It’s still not good, but “better” is great news right now.
That appears to be the consensus from economists after the latest inflation data from the Bureau of Labor Statistics (BLS) showed prices are finally starting to come down, with the Consumer Price Index (CPI) reading 8.5%—lower than expected, and a significant improvement over last month’s historic 9.1% increase.
Wall Street seemed particularly encouraged by the report, with all three major stock indices popping more than 1.5% early Wednesday morning.
As inflation grew to become a top kitchen table issue this year, with spiraling fuel costs and food prices weighing heavily on monthly budgets, the Federal Reserve has recently taken an aggressive stance in winding down pandemic-era monetary policy, raising interest rates by 75 basis points in each of its last two meetings.
Dr. Lisa Sturtevant, chief economist for Bright MLS, said in a statement that the CPI reading along with last week’s strong job numbers are signs this strategy could be working.
“The easing of overall inflation coupled with strong labor market conditions could provide some optimism to the Federal Reserve that the rate hikes are working and that the elusive ‘soft landing’—that is, bring inflation down without sending the labor market tumbling—is a possibility,” she said.
Fed Chair Jerome Powell has previously said he is looking for consistently falling inflation before easing up on rate hikes. Mortgage rates have already priced in much of the anticipated interest rate increase, according to many economists.
Last month, Powell said even some easing of consumer prices would not change the necessity for some “additional tightening” in the near future.
Among the biggest improvements within the CPI was gasoline—down 7% from previous month. Fuel oil fell 11%, and energy costs overall were down 4.6%, a sharp about-face from a 7.5% increase in June.
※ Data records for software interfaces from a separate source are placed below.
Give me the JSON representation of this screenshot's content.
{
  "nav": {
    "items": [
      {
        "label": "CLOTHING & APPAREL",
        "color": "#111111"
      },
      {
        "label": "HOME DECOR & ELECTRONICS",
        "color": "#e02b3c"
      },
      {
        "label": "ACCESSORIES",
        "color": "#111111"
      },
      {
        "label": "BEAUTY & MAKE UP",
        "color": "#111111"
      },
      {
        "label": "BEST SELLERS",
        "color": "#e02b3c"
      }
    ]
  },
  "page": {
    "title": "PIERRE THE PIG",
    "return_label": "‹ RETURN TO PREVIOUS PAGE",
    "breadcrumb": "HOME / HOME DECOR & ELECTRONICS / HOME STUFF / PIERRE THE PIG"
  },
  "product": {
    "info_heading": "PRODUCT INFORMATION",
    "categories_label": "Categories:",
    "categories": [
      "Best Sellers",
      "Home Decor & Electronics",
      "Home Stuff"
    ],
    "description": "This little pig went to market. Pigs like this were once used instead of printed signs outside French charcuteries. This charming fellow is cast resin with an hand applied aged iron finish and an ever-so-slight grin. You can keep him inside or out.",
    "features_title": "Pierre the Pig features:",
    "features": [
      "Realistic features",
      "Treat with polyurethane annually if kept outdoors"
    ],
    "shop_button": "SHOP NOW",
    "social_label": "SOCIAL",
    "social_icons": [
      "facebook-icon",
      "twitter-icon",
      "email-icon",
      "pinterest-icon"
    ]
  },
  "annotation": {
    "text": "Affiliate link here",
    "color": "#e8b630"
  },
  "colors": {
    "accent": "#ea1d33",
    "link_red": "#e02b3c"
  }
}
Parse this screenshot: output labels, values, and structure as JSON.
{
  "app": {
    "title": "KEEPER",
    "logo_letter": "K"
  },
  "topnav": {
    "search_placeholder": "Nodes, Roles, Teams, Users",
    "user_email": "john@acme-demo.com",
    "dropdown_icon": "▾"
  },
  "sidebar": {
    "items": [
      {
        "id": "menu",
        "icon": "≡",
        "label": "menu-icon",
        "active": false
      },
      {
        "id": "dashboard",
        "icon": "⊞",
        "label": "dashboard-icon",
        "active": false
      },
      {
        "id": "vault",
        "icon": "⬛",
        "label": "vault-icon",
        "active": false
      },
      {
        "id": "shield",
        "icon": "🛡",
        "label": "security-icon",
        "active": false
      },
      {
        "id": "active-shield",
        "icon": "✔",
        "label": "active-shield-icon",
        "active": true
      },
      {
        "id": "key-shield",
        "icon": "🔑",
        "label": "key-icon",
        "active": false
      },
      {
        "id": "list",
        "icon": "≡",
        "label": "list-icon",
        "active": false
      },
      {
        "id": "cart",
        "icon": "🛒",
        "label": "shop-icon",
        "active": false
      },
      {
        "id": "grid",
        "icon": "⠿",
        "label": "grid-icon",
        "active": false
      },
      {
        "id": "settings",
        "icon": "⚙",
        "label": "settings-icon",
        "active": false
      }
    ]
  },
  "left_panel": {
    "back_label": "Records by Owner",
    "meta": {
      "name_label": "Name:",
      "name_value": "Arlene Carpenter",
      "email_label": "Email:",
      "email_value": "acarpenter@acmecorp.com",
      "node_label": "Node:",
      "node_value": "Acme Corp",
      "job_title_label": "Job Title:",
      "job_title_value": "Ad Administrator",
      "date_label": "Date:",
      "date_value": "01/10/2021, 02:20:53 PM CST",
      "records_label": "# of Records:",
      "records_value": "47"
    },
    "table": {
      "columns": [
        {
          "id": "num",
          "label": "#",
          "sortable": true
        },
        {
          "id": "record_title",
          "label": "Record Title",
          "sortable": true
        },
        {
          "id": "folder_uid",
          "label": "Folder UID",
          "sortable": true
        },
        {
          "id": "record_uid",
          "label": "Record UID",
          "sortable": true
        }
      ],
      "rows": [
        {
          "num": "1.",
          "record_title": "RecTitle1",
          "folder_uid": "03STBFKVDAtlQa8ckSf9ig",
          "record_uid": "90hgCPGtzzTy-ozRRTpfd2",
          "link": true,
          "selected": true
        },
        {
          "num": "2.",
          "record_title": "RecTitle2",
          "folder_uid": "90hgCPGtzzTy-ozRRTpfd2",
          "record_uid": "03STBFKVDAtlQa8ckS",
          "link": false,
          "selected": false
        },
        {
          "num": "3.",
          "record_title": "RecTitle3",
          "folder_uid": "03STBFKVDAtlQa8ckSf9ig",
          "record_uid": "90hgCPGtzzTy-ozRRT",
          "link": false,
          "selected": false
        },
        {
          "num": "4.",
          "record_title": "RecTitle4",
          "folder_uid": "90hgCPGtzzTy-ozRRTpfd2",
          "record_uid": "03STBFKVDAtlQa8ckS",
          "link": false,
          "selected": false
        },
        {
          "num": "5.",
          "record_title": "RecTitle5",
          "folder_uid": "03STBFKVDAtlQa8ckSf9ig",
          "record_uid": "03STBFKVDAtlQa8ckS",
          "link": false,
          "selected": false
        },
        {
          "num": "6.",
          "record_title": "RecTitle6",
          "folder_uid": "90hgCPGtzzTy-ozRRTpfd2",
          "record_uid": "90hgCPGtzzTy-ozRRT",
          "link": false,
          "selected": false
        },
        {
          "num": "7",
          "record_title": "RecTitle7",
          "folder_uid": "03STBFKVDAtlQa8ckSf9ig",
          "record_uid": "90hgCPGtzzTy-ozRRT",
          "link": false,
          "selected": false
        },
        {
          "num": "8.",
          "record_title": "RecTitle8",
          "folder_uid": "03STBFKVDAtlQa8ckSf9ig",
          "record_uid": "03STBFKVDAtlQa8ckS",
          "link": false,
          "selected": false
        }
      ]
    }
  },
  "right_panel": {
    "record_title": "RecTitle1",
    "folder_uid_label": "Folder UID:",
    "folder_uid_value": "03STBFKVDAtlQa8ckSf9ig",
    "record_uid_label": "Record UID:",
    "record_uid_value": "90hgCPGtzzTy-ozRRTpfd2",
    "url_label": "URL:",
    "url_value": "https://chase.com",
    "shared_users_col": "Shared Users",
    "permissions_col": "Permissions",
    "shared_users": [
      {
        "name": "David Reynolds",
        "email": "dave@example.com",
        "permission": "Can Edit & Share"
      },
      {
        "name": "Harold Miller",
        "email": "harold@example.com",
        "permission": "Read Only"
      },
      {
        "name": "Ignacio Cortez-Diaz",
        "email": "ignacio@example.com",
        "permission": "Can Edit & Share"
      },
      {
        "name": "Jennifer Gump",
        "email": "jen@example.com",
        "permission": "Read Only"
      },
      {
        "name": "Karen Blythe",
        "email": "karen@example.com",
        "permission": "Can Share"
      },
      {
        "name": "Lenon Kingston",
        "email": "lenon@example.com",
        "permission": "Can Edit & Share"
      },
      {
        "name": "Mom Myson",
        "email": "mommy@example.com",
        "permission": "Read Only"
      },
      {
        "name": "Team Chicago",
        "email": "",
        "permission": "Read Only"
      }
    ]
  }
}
Other costs remain stubbornly high, however, which Strurtevant cautioned will continue to pose a challenge to everyday Americans as well as policymakers trying to cool the economy. Overall, shelter costs were up 0.5% in July, slowing only fractionally from a 0.6% increase in June.
And these might not include much of the pressure caused by the recent run-up in home prices, according to Sturtevant.
“Because of the way the government calculates the cost of housing, increases in home prices and rents have not completely shown up in the inflation numbers,” she explained. “Even as home price and rent growth slows, the rapid rise in housing costs over the past year will keep putting upward pressure on inflation in the months to come.”
Rents for primary residences are up 6.3% year-over-year, and owner-equivalent rents are up 5.8%.
At the same time, home prices were up close to 20% back in May—certainly not an analogous measurement to the CPI shelter cost index, but something Sturtevant says cannot be ignored as affordability weighs on the housing market.
“High housing costs and the challenges they pose to prospective buyers and renters will continue to be a strain on the economy,” she said.
Jesse Williams is RISMedia’s senior editor. Email him your real estate news to firstname.lastname@example.org.